Spending time in gdb…
I have spent the last three days debugging an ugly crash in the upcoming Zorp 3.1. First I had some problems with the core files produced with Linux 2.6.12, as the register values proved to be invalid, thus the backtrace was even more unusable than it is usual with heap corruptions.
I could get access to the original register values as Zorp dumps part of its stack when a fatal signal is encountered. Using that information I could locate the stack frame of the signal handler and luckily Linux passes a “struct sigcontext” to each signal handler as parameter which contains register information. But nevertheless it made analyzing the core files difficult.
After a post to the gdb mailing list it turned out to be a kernel problem rather than a gdb problem and with the help of my collegue Krisztián Kovács (of Netfilter ct_sync fame) we could solve the problem by backporting a fix from 2.6.15, so core files are now ok.
The problem however seems to be difficult, I have already studied the libc malloc implementation, disassembled and annotated the _int_malloc and _int_free functions, I’m now able to read hexdumps of heap areas fluently but I still don’t have a fix for the problem. Lucky us Zorp restarts itself in this situation and the scenario where this problem occurs is not frequently used.

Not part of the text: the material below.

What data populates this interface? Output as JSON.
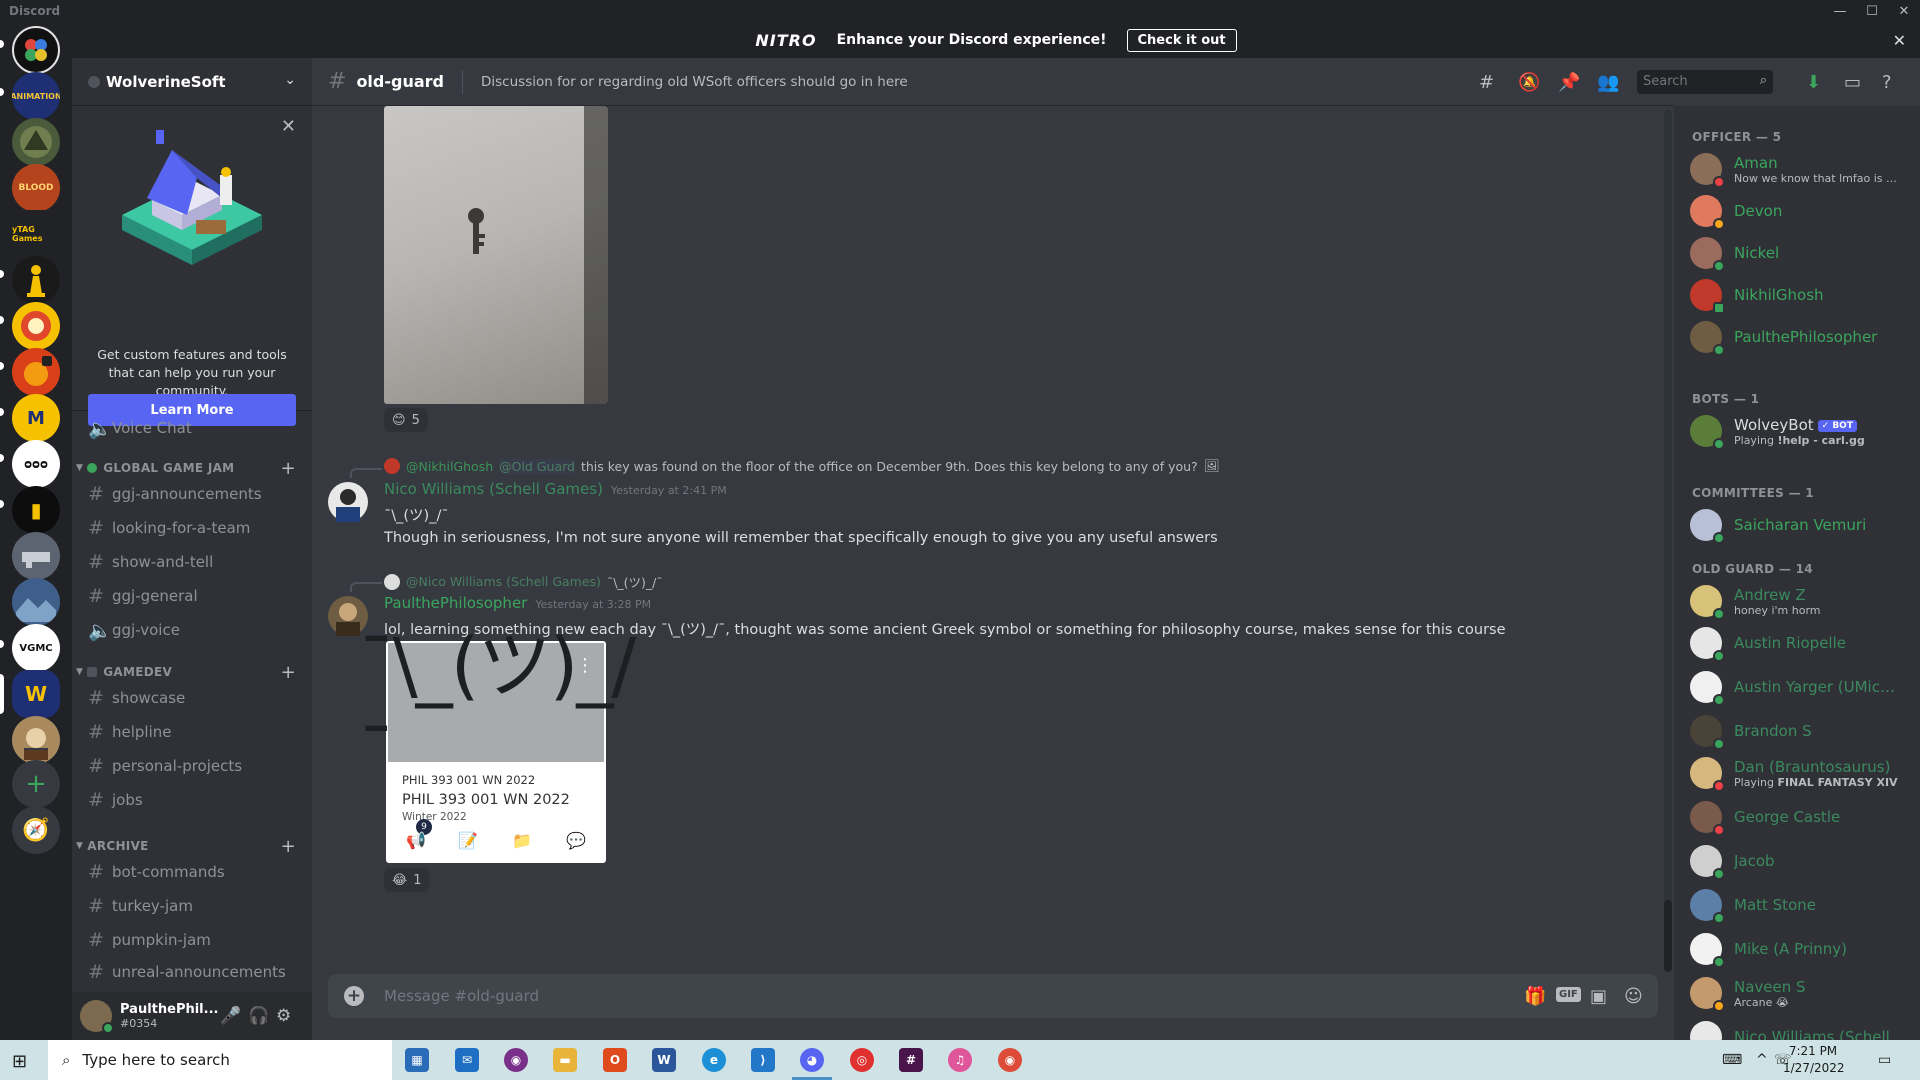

My suspicion is that the SSL error state for threads are the cause of the problem as I have evidence that the freed heap block is overwritten by ERR_clear_state(), which destroys the next and prev pointers in the freed memory block, thus resulting in the crash. The error states are supposedly thread-specific variables, but the way the allocation is done is suspicious.
I hope I can finally find this problem tomorrow.